IEC Statement on Referral of New Cooperative enforcement to the Iowa Attorney General's Office

posted on Wednesday, May 22, 2024 in Water and Land News

The New Cooperative fertilizer release in March 2024 was one of the most significant water pollution events in recent memory. By discharging 265,000 gallons of concentrated fertilizer, the discharge decimated the ecosystem by killing an estimated 749,000 fish and untold other aquatic life. The damage stretched 60 miles downstream until the contaminated Nishnabotna River reached the Missouri River.  

Red Oak Plant

Photo courtesy of Iowa Capital Dispatch and Jared Strong.

This is the type of case that should be referred for elevated enforcement action through the Attorney General’s office.
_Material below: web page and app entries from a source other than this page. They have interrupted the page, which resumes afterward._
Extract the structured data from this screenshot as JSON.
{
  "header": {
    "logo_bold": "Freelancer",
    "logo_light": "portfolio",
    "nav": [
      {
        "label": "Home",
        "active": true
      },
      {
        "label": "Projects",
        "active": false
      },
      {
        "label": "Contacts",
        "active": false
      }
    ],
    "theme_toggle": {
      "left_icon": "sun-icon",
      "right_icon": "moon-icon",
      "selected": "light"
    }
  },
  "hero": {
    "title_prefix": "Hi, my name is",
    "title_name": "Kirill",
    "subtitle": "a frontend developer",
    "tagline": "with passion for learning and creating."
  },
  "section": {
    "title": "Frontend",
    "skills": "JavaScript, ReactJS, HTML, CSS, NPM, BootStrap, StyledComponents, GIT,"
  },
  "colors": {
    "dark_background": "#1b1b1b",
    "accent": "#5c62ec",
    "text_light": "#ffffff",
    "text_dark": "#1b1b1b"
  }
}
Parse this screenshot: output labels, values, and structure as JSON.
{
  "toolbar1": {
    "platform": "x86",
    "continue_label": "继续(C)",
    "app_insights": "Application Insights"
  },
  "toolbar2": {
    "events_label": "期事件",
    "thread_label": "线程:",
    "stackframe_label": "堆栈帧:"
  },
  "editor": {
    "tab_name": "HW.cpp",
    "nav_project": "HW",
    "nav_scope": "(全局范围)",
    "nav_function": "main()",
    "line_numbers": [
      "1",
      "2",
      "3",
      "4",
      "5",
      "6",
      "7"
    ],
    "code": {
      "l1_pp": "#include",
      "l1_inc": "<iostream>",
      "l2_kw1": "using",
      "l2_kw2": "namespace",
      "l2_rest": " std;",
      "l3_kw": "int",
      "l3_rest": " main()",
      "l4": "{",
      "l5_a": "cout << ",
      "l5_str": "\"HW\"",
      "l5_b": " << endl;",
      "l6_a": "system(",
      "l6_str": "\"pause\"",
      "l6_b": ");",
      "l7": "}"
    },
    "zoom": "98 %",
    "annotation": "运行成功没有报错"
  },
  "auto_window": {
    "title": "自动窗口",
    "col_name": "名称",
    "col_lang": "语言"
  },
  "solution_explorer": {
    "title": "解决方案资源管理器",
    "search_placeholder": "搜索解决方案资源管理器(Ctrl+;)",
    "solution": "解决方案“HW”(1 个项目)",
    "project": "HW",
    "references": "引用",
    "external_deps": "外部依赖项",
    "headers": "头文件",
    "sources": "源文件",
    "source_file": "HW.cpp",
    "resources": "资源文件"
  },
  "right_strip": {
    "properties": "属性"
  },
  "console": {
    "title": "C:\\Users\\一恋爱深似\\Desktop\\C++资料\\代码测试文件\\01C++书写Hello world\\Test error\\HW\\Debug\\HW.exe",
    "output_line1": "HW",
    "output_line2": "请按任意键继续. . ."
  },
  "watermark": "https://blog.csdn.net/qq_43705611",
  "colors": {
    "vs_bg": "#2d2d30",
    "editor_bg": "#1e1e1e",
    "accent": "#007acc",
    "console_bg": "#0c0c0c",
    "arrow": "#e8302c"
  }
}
The Department of Natural Resources can only assess $10,000 in administrative penalties – as limited by the state legislature since 1992 – which fails to reflect the seriousness of this case. Referral to the AG’s office is an important first step in seeking justice for the river, wildlife, and communities impacted by this devastating incident. Ultimately, the enforcement taken by the AG’s office must reflect the grave impact the fertilizer spill has had on the East Nishnabotna River.  

Beyond this case, we must demand more protective laws and rules that will prevent this type of event from happening again. We need stronger protections against pollution events like this, including increased requirements for containment barriers to prevent fertilizer and other farm chemical spills and discharges from reaching surface water. The DNR must have adequate funding and staffing to properly inspect for compliance with regulations and investigate and enforce violations. And penalties need to be severe enough to provide actual deterrence against violations, rather than being so menial that they are viewed merely as the cost of doing business in Iowa.  

Over the next year, IEC will work toward achieving these goals by communicating with the agencies responsible for implementing and enforcing fertilizer regulations and developing solutions through legislative action when the state legislature returns for the 2025 session. 

About The Author

Michael Schmidt joined the Council in 2019 and works across IEC's program areas. He most recently worked as a staff attorney for the Minnesota Pollution Control Agency, where he focused on clean water and mining issues through enforcement, permitting, and rulemaking actions. He previously worked for the Minnesota Center for Environmental Advocacy, a state-based nonprofit, where he engaged in legal, legislative, and policy advocacy on water quality issues. He has a law degree from the University of Minnesota and a B.A. in political science from the University of Iowa.